Extracted data entries:
<<<<
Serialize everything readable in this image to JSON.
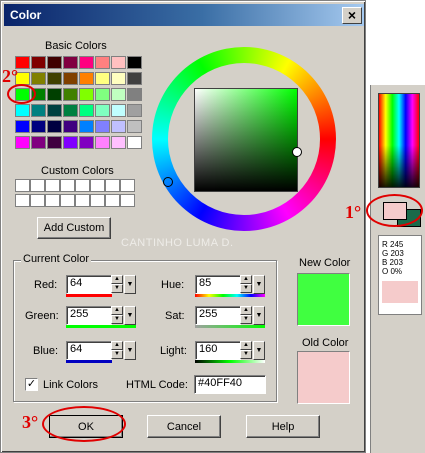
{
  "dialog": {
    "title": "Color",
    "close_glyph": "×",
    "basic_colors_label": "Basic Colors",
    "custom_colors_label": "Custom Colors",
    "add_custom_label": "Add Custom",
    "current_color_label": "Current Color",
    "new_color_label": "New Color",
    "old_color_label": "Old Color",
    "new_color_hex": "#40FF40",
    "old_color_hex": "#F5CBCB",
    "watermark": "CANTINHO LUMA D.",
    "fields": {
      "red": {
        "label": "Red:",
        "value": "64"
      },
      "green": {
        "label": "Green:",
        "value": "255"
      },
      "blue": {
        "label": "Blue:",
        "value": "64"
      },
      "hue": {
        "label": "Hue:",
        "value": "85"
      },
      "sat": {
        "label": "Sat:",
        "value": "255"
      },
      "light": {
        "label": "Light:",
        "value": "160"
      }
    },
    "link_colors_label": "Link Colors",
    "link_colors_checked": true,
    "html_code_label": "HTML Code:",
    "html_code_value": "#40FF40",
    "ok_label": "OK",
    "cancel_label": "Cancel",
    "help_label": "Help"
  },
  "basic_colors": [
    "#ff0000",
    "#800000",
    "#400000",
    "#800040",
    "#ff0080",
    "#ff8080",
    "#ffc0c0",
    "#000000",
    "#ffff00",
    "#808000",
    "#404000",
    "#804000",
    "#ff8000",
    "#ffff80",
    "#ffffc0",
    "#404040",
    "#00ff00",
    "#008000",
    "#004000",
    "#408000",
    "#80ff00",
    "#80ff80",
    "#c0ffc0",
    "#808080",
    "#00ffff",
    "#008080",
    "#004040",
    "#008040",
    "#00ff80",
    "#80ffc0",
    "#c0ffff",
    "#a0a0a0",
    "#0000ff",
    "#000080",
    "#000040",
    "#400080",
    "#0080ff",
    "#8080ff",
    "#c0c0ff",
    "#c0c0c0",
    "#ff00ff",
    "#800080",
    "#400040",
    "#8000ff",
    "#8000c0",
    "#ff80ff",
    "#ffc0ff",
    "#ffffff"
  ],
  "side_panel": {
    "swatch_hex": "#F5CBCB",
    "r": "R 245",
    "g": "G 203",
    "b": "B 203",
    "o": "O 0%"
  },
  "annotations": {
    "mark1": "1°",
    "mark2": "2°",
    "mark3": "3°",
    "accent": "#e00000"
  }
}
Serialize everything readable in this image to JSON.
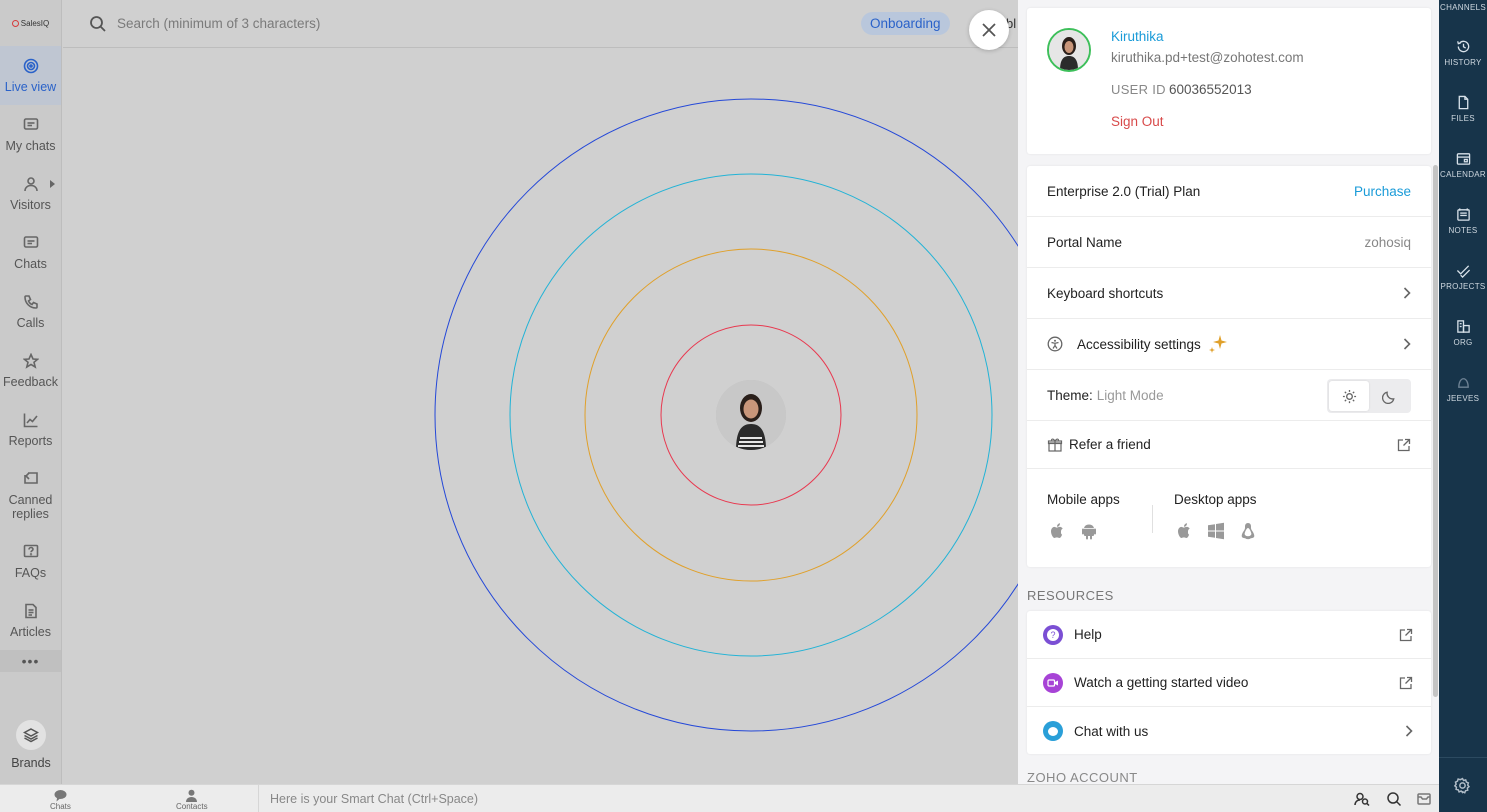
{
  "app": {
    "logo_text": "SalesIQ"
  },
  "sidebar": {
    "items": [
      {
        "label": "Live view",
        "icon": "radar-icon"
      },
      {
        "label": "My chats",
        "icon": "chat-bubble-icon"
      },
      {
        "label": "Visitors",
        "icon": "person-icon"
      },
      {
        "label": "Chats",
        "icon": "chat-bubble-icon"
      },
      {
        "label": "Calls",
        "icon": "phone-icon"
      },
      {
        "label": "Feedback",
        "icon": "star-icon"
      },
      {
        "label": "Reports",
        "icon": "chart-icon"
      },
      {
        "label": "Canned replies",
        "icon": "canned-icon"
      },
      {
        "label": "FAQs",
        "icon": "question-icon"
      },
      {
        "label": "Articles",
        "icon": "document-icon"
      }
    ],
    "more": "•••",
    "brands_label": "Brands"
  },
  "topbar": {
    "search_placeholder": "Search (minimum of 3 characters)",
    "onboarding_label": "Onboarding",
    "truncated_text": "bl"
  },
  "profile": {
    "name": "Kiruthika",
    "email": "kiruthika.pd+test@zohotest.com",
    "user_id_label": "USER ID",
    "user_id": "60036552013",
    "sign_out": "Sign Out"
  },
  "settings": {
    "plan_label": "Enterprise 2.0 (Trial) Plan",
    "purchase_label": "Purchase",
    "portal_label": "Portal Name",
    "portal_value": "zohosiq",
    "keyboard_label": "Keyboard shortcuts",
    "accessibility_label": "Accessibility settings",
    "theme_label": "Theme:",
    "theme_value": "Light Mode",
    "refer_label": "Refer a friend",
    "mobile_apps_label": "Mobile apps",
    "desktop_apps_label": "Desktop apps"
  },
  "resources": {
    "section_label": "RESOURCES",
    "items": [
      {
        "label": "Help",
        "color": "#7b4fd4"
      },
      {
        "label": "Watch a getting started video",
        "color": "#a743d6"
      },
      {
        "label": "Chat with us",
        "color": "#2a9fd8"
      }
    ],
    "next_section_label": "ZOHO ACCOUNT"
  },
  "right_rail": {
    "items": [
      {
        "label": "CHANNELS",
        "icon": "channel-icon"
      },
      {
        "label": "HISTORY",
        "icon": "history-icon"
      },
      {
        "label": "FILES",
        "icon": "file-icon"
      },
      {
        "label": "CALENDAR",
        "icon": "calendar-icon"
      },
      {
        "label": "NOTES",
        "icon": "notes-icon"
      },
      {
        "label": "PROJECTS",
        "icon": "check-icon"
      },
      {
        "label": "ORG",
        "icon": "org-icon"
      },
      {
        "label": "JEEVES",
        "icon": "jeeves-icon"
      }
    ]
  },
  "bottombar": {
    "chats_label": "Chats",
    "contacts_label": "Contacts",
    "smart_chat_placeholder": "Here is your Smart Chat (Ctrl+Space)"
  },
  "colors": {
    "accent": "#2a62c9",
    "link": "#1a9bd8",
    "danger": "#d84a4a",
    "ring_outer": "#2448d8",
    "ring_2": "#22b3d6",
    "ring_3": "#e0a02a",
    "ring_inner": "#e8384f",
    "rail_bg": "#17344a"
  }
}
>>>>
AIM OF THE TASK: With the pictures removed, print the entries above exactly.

EXERCISE ANSWER:
Serialize everything readable in this image to JSON.
{
  "dialog": {
    "title": "Color",
    "close_glyph": "×",
    "basic_colors_label": "Basic Colors",
    "custom_colors_label": "Custom Colors",
    "add_custom_label": "Add Custom",
    "current_color_label": "Current Color",
    "new_color_label": "New Color",
    "old_color_label": "Old Color",
    "new_color_hex": "#40FF40",
    "old_color_hex": "#F5CBCB",
    "watermark": "CANTINHO LUMA D.",
    "fields": {
      "red": {
        "label": "Red:",
        "value": "64"
      },
      "green": {
        "label": "Green:",
        "value": "255"
      },
      "blue": {
        "label": "Blue:",
        "value": "64"
      },
      "hue": {
        "label": "Hue:",
        "value": "85"
      },
      "sat": {
        "label": "Sat:",
        "value": "255"
      },
      "light": {
        "label": "Light:",
        "value": "160"
      }
    },
    "link_colors_label": "Link Colors",
    "link_colors_checked": true,
    "html_code_label": "HTML Code:",
    "html_code_value": "#40FF40",
    "ok_label": "OK",
    "cancel_label": "Cancel",
    "help_label": "Help"
  },
  "basic_colors": [
    "#ff0000",
    "#800000",
    "#400000",
    "#800040",
    "#ff0080",
    "#ff8080",
    "#ffc0c0",
    "#000000",
    "#ffff00",
    "#808000",
    "#404000",
    "#804000",
    "#ff8000",
    "#ffff80",
    "#ffffc0",
    "#404040",
    "#00ff00",
    "#008000",
    "#004000",
    "#408000",
    "#80ff00",
    "#80ff80",
    "#c0ffc0",
    "#808080",
    "#00ffff",
    "#008080",
    "#004040",
    "#008040",
    "#00ff80",
    "#80ffc0",
    "#c0ffff",
    "#a0a0a0",
    "#0000ff",
    "#000080",
    "#000040",
    "#400080",
    "#0080ff",
    "#8080ff",
    "#c0c0ff",
    "#c0c0c0",
    "#ff00ff",
    "#800080",
    "#400040",
    "#8000ff",
    "#8000c0",
    "#ff80ff",
    "#ffc0ff",
    "#ffffff"
  ],
  "side_panel": {
    "swatch_hex": "#F5CBCB",
    "r": "R 245",
    "g": "G 203",
    "b": "B 203",
    "o": "O 0%"
  },
  "annotations": {
    "mark1": "1°",
    "mark2": "2°",
    "mark3": "3°",
    "accent": "#e00000"
  }
}
Serialize everything readable in this image to JSON.
{
  "app": {
    "logo_text": "SalesIQ"
  },
  "sidebar": {
    "items": [
      {
        "label": "Live view",
        "icon": "radar-icon"
      },
      {
        "label": "My chats",
        "icon": "chat-bubble-icon"
      },
      {
        "label": "Visitors",
        "icon": "person-icon"
      },
      {
        "label": "Chats",
        "icon": "chat-bubble-icon"
      },
      {
        "label": "Calls",
        "icon": "phone-icon"
      },
      {
        "label": "Feedback",
        "icon": "star-icon"
      },
      {
        "label": "Reports",
        "icon": "chart-icon"
      },
      {
        "label": "Canned replies",
        "icon": "canned-icon"
      },
      {
        "label": "FAQs",
        "icon": "question-icon"
      },
      {
        "label": "Articles",
        "icon": "document-icon"
      }
    ],
    "more": "•••",
    "brands_label": "Brands"
  },
  "topbar": {
    "search_placeholder": "Search (minimum of 3 characters)",
    "onboarding_label": "Onboarding",
    "truncated_text": "bl"
  },
  "profile": {
    "name": "Kiruthika",
    "email": "kiruthika.pd+test@zohotest.com",
    "user_id_label": "USER ID",
    "user_id": "60036552013",
    "sign_out": "Sign Out"
  },
  "settings": {
    "plan_label": "Enterprise 2.0 (Trial) Plan",
    "purchase_label": "Purchase",
    "portal_label": "Portal Name",
    "portal_value": "zohosiq",
    "keyboard_label": "Keyboard shortcuts",
    "accessibility_label": "Accessibility settings",
    "theme_label": "Theme:",
    "theme_value": "Light Mode",
    "refer_label": "Refer a friend",
    "mobile_apps_label": "Mobile apps",
    "desktop_apps_label": "Desktop apps"
  },
  "resources": {
    "section_label": "RESOURCES",
    "items": [
      {
        "label": "Help",
        "color": "#7b4fd4"
      },
      {
        "label": "Watch a getting started video",
        "color": "#a743d6"
      },
      {
        "label": "Chat with us",
        "color": "#2a9fd8"
      }
    ],
    "next_section_label": "ZOHO ACCOUNT"
  },
  "right_rail": {
    "items": [
      {
        "label": "CHANNELS",
        "icon": "channel-icon"
      },
      {
        "label": "HISTORY",
        "icon": "history-icon"
      },
      {
        "label": "FILES",
        "icon": "file-icon"
      },
      {
        "label": "CALENDAR",
        "icon": "calendar-icon"
      },
      {
        "label": "NOTES",
        "icon": "notes-icon"
      },
      {
        "label": "PROJECTS",
        "icon": "check-icon"
      },
      {
        "label": "ORG",
        "icon": "org-icon"
      },
      {
        "label": "JEEVES",
        "icon": "jeeves-icon"
      }
    ]
  },
  "bottombar": {
    "chats_label": "Chats",
    "contacts_label": "Contacts",
    "smart_chat_placeholder": "Here is your Smart Chat (Ctrl+Space)"
  },
  "colors": {
    "accent": "#2a62c9",
    "link": "#1a9bd8",
    "danger": "#d84a4a",
    "ring_outer": "#2448d8",
    "ring_2": "#22b3d6",
    "ring_3": "#e0a02a",
    "ring_inner": "#e8384f",
    "rail_bg": "#17344a"
  }
}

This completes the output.